All lines in the records that carry the string "RUSSIAN" are to be shown.

Supplied records START

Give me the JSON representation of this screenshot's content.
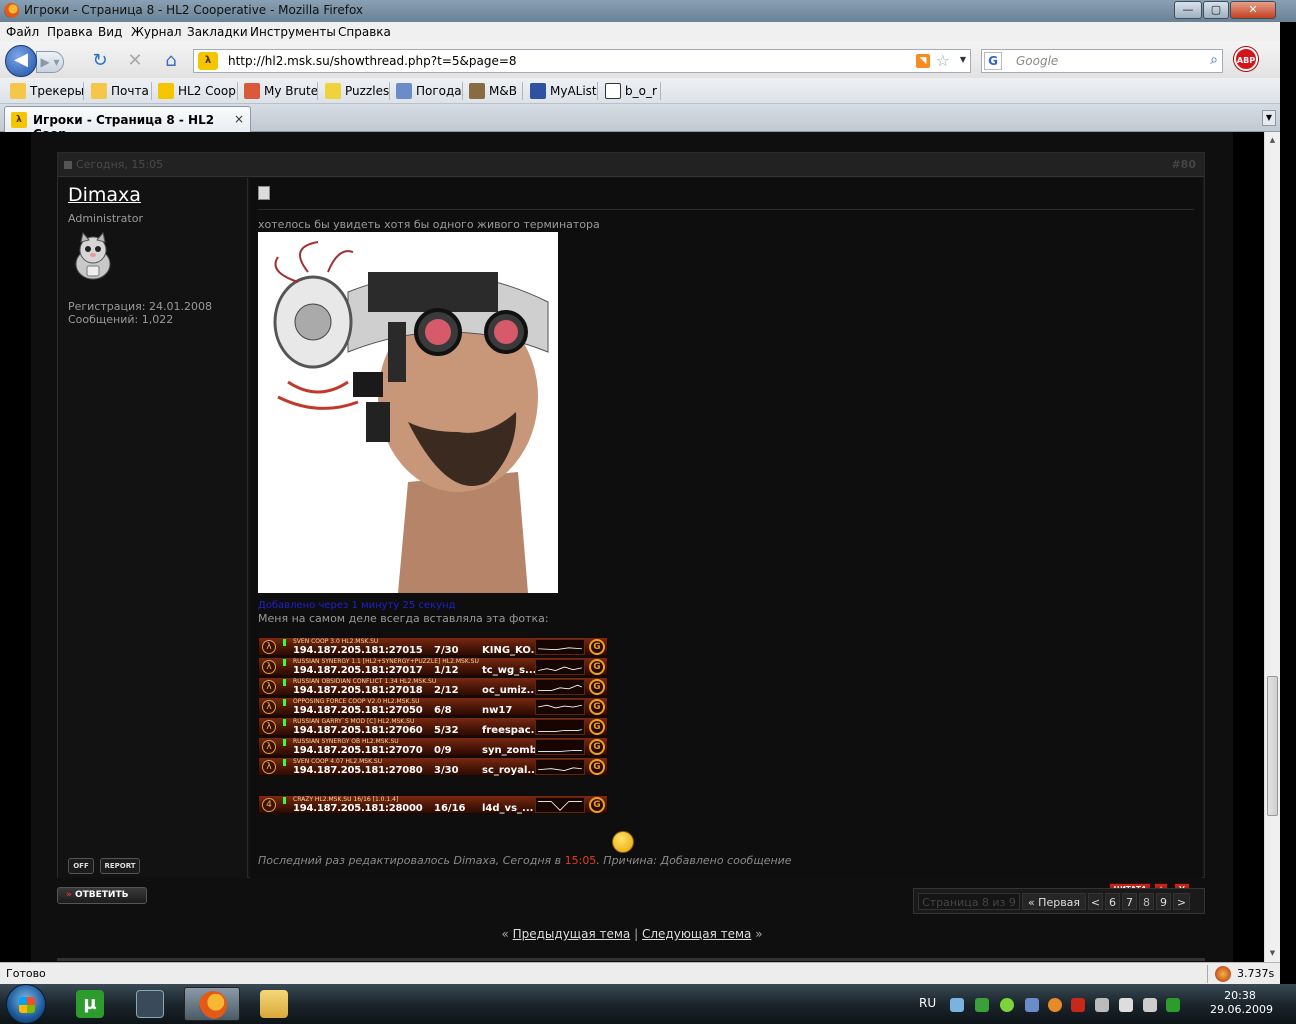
{
  "window": {
    "title": "Игроки - Страница 8 - HL2 Cooperative - Mozilla Firefox",
    "minimize": "—",
    "maximize": "▢",
    "close": "✕"
  },
  "menu": [
    "Файл",
    "Правка",
    "Вид",
    "Журнал",
    "Закладки",
    "Инструменты",
    "Справка"
  ],
  "nav": {
    "url": "http://hl2.msk.su/showthread.php?t=5&page=8",
    "search_placeholder": "Google",
    "site_icon": "λ",
    "abp": "ABP"
  },
  "bookmarks": [
    {
      "label": "Трекеры",
      "icon": "folder-icon",
      "color": "#f4c64a"
    },
    {
      "label": "Почта",
      "icon": "folder-icon",
      "color": "#f4c64a"
    },
    {
      "label": "HL2 Coop",
      "icon": "lambda-icon",
      "color": "#f5c600"
    },
    {
      "label": "My Brute",
      "icon": "brute-icon",
      "color": "#d85a3a"
    },
    {
      "label": "Puzzles",
      "icon": "puzzle-icon",
      "color": "#f0d23a"
    },
    {
      "label": "Погода",
      "icon": "weather-icon",
      "color": "#6a8cc8"
    },
    {
      "label": "M&B",
      "icon": "mb-icon",
      "color": "#8a6a40"
    },
    {
      "label": "MyAList",
      "icon": "mal-icon",
      "color": "#2e51a2"
    },
    {
      "label": "b_o_r",
      "icon": "b-icon",
      "color": "#ffffff"
    }
  ],
  "tab": {
    "label": "Игроки - Страница 8 - HL2 Coop...",
    "close": "×"
  },
  "post": {
    "date": "Сегодня, 15:05",
    "number": "#80",
    "author": {
      "name": "Dimaxa",
      "role": "Administrator",
      "registration": "Регистрация: 24.01.2008",
      "posts": "Сообщений: 1,022"
    },
    "text1": "хотелось бы увидеть хотя бы одного живого терминатора",
    "added": "Добавлено через 1 минуту 25 секунд",
    "text2": "Меня на самом деле всегда вставляла эта фотка:",
    "servers": [
      {
        "name": "SVEN COOP 3.0 HL2.MSK.SU",
        "ip": "194.187.205.181:27015",
        "players": "7/30",
        "map": "KING_KO..."
      },
      {
        "name": "RUSSIAN SYNERGY 1.1 [HL2+SYNERGY+PUZZLE] HL2.MSK.SU",
        "ip": "194.187.205.181:27017",
        "players": "1/12",
        "map": "tc_wg_s..."
      },
      {
        "name": "RUSSIAN OBSIDIAN CONFLICT 1.34 HL2.MSK.SU",
        "ip": "194.187.205.181:27018",
        "players": "2/12",
        "map": "oc_umiz..."
      },
      {
        "name": "OPPOSING FORCE COOP V2.0 HL2.MSK.SU",
        "ip": "194.187.205.181:27050",
        "players": "6/8",
        "map": "nw17"
      },
      {
        "name": "RUSSIAN GARRY`S MOD [C] HL2.MSK.SU",
        "ip": "194.187.205.181:27060",
        "players": "5/32",
        "map": "freespac..."
      },
      {
        "name": "RUSSIAN SYNERGY OB HL2.MSK.SU",
        "ip": "194.187.205.181:27070",
        "players": "0/9",
        "map": "syn_zombi..."
      },
      {
        "name": "SVEN COOP 4.07 HL2.MSK.SU",
        "ip": "194.187.205.181:27080",
        "players": "3/30",
        "map": "sc_royal..."
      },
      {
        "name": "CRAZY HL2.MSK.SU 16/16 [1.0.1.4]",
        "ip": "194.187.205.181:28000",
        "players": "16/16",
        "map": "l4d_vs_..."
      }
    ],
    "edited_prefix": "Последний раз редактировалось Dimaxa, Сегодня в",
    "edited_time": "15:05",
    "edited_suffix": ". Причина: Добавлено сообщение",
    "buttons": {
      "off": "OFF",
      "report": "REPORT",
      "quote": "ЦИТАТА",
      "plus": "+",
      "v": "V"
    }
  },
  "reply": {
    "arrows": "»",
    "label": "ОТВЕТИТЬ"
  },
  "pager": {
    "caption": "Страница 8 из 9",
    "first": "« Первая",
    "prev": "<",
    "pages": [
      "6",
      "7",
      "8",
      "9"
    ],
    "next": ">"
  },
  "threadnav": {
    "prev": "Предыдущая тема",
    "next": "Следующая тема",
    "left": "«",
    "sep": "|",
    "right": "»"
  },
  "status": {
    "text": "Готово",
    "timer": "3.737s"
  },
  "taskbar": {
    "lang": "RU",
    "time": "20:38",
    "date": "29.06.2009"
  }
}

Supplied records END

Output below:
        "name": "RUSSIAN SYNERGY 1.1 [HL2+SYNERGY+PUZZLE] HL2.MSK.SU",
        "name": "RUSSIAN OBSIDIAN CONFLICT 1.34 HL2.MSK.SU",
        "name": "RUSSIAN GARRY`S MOD [C] HL2.MSK.SU",
        "name": "RUSSIAN SYNERGY OB HL2.MSK.SU",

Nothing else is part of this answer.